======== Materials provided
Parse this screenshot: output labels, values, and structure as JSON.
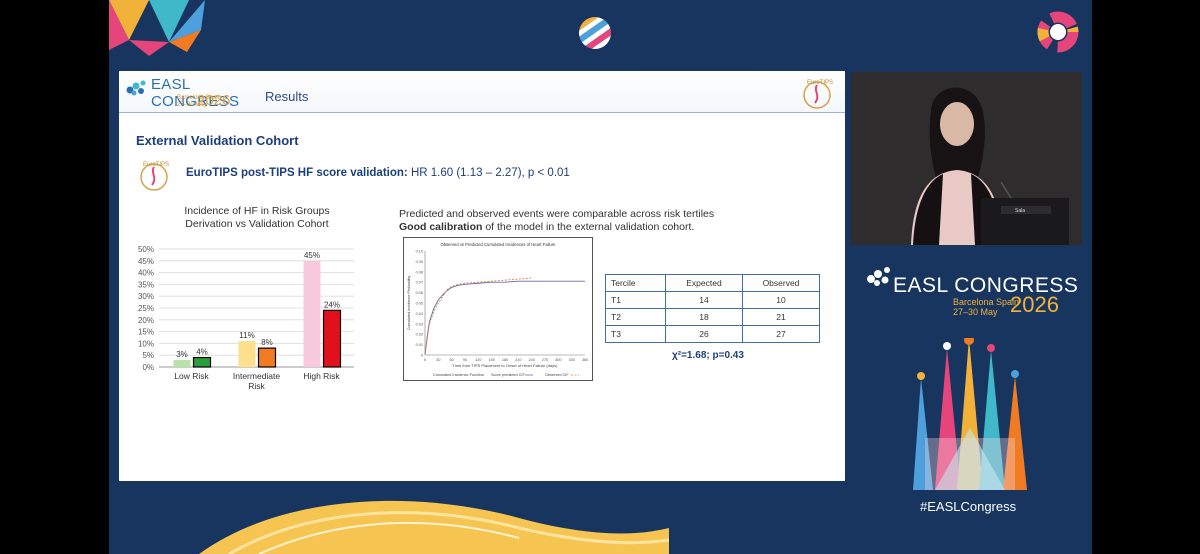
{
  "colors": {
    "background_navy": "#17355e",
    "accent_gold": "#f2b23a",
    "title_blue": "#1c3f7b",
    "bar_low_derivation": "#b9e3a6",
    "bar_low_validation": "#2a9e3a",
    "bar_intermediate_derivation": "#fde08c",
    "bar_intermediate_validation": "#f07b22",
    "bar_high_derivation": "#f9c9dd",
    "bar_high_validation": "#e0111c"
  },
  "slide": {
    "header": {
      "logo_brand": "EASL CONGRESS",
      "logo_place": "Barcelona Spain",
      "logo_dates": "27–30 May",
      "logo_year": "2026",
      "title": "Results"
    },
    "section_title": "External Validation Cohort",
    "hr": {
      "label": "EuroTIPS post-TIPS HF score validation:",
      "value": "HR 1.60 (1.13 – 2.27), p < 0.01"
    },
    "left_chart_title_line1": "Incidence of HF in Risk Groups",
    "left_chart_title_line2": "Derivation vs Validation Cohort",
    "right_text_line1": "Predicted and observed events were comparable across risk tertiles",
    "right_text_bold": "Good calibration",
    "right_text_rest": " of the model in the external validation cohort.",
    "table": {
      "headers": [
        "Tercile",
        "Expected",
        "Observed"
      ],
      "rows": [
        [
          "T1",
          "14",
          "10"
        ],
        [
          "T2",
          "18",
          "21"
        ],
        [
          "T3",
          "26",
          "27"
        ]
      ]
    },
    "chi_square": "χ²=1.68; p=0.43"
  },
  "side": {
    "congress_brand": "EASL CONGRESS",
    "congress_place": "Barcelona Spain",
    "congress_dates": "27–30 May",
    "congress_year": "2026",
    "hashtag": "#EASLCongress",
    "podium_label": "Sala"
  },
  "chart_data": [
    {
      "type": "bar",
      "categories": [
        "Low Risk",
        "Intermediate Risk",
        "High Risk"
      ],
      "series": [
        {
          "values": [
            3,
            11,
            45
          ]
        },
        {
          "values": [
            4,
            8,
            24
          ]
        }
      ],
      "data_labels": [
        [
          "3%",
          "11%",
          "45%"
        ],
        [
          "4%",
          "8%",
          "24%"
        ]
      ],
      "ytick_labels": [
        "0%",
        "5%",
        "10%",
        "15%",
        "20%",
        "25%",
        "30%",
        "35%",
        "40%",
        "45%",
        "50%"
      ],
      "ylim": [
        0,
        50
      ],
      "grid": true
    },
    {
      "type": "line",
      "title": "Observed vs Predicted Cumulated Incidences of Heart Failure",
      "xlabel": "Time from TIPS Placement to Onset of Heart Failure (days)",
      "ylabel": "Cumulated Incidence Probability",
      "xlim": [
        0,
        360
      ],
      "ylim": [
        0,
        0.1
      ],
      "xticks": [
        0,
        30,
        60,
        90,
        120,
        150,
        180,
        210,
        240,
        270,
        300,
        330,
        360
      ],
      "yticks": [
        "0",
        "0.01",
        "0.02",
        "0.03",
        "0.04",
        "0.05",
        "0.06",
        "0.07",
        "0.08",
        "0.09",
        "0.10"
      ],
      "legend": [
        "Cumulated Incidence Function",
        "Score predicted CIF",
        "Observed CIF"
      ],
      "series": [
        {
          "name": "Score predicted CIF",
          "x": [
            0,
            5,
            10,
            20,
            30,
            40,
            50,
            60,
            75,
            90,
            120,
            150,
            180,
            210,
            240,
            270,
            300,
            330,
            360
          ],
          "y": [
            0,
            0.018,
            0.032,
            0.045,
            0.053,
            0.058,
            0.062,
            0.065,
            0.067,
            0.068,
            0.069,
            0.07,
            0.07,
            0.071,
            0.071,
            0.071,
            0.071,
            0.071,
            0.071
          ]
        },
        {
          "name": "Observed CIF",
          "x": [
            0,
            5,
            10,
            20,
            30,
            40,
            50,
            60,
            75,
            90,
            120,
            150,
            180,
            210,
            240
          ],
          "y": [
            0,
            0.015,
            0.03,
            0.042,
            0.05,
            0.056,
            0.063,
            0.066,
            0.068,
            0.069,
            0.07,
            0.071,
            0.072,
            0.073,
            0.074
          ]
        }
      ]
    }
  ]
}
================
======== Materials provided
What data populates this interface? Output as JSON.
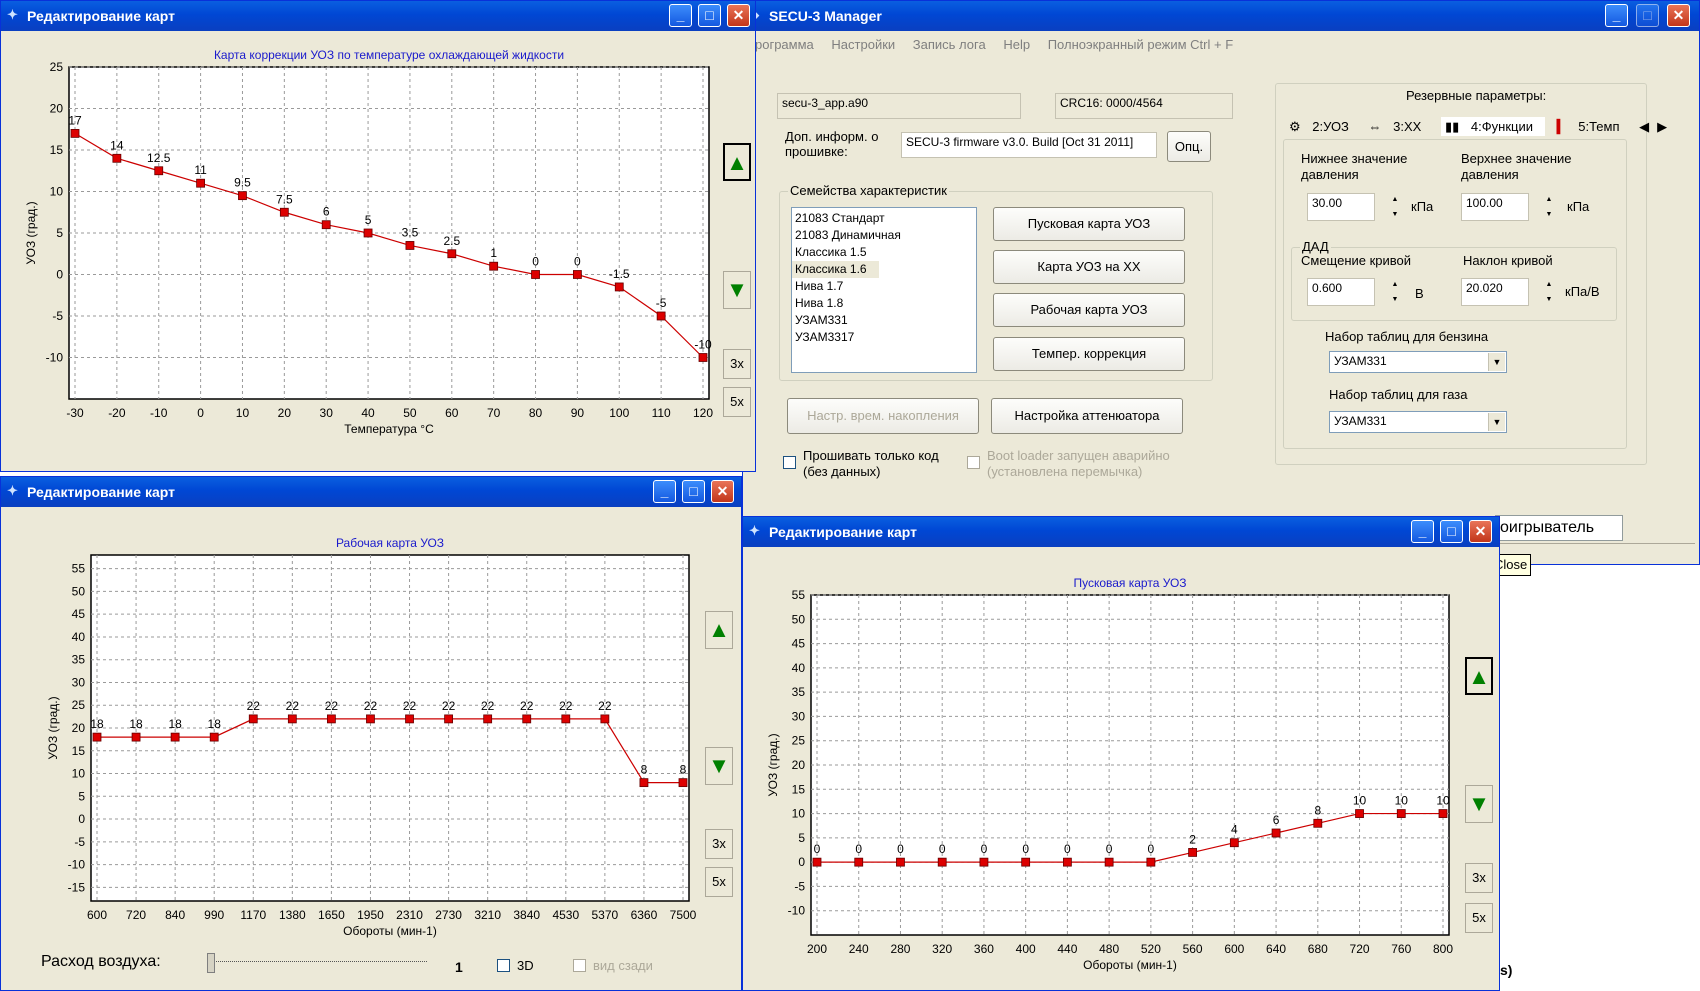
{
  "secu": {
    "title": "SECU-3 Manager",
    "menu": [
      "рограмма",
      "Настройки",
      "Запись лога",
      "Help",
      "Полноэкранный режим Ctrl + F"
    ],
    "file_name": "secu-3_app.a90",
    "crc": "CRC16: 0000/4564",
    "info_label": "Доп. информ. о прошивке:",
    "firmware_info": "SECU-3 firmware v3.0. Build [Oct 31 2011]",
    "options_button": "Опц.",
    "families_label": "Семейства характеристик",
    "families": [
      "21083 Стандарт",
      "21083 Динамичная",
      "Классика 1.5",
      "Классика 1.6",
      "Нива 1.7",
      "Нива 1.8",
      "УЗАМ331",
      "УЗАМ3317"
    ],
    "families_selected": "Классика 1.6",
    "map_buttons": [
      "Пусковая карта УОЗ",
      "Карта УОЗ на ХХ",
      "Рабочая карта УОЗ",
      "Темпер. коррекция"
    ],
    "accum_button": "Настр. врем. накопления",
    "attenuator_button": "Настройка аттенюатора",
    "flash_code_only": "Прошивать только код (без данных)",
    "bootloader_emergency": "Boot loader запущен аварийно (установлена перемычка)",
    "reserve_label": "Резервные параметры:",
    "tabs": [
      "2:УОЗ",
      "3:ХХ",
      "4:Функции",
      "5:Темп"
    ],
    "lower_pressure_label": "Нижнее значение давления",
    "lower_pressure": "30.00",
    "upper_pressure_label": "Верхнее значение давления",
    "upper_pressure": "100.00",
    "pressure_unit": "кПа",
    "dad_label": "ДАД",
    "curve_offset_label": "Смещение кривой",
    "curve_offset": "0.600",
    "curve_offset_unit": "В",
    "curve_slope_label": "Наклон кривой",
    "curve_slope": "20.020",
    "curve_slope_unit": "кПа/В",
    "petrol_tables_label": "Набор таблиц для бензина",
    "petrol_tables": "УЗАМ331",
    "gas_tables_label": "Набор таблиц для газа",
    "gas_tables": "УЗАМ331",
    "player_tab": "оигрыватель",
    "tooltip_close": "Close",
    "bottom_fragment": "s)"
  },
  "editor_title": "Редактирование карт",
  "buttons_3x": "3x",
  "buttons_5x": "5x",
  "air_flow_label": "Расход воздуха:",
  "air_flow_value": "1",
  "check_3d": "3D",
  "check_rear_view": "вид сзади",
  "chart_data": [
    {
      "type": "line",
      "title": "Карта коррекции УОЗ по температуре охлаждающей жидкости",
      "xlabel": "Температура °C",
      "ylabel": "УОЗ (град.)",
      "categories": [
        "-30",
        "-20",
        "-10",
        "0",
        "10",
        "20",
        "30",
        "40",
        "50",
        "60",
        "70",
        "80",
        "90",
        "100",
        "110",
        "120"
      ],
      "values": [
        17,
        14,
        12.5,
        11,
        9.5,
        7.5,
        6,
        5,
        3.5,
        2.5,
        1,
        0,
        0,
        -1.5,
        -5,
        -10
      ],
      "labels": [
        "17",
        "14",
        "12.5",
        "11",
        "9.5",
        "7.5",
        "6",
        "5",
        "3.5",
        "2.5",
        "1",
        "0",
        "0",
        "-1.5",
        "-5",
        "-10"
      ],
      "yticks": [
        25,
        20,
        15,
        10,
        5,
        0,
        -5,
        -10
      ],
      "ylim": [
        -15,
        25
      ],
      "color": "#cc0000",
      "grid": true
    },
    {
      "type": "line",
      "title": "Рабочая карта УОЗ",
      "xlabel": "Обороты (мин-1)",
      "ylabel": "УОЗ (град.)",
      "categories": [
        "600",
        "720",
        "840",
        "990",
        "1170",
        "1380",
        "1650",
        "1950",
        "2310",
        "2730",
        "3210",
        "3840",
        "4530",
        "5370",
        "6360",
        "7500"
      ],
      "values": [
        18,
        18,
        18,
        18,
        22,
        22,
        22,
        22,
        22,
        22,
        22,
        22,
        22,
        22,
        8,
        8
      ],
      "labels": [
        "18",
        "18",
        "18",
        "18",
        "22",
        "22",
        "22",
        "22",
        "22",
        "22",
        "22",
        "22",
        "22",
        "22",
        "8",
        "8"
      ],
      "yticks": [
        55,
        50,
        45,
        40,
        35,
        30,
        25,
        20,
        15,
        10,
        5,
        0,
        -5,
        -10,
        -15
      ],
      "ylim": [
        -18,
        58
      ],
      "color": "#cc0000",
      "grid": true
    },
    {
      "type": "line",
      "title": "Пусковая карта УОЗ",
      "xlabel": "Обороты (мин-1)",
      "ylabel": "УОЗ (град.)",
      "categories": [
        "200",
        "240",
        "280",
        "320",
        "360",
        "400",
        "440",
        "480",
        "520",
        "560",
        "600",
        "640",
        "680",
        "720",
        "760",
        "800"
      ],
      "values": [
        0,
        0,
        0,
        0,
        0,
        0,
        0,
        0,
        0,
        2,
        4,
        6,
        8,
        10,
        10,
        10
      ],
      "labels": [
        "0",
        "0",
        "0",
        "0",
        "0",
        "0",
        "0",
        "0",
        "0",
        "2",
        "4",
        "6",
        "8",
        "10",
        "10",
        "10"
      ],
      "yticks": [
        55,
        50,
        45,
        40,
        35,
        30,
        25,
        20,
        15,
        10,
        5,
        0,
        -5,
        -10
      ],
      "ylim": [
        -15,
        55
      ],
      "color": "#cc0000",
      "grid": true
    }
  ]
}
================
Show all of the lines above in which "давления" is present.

    "lower_pressure_label": "Нижнее значение давления",
    "upper_pressure_label": "Верхнее значение давления",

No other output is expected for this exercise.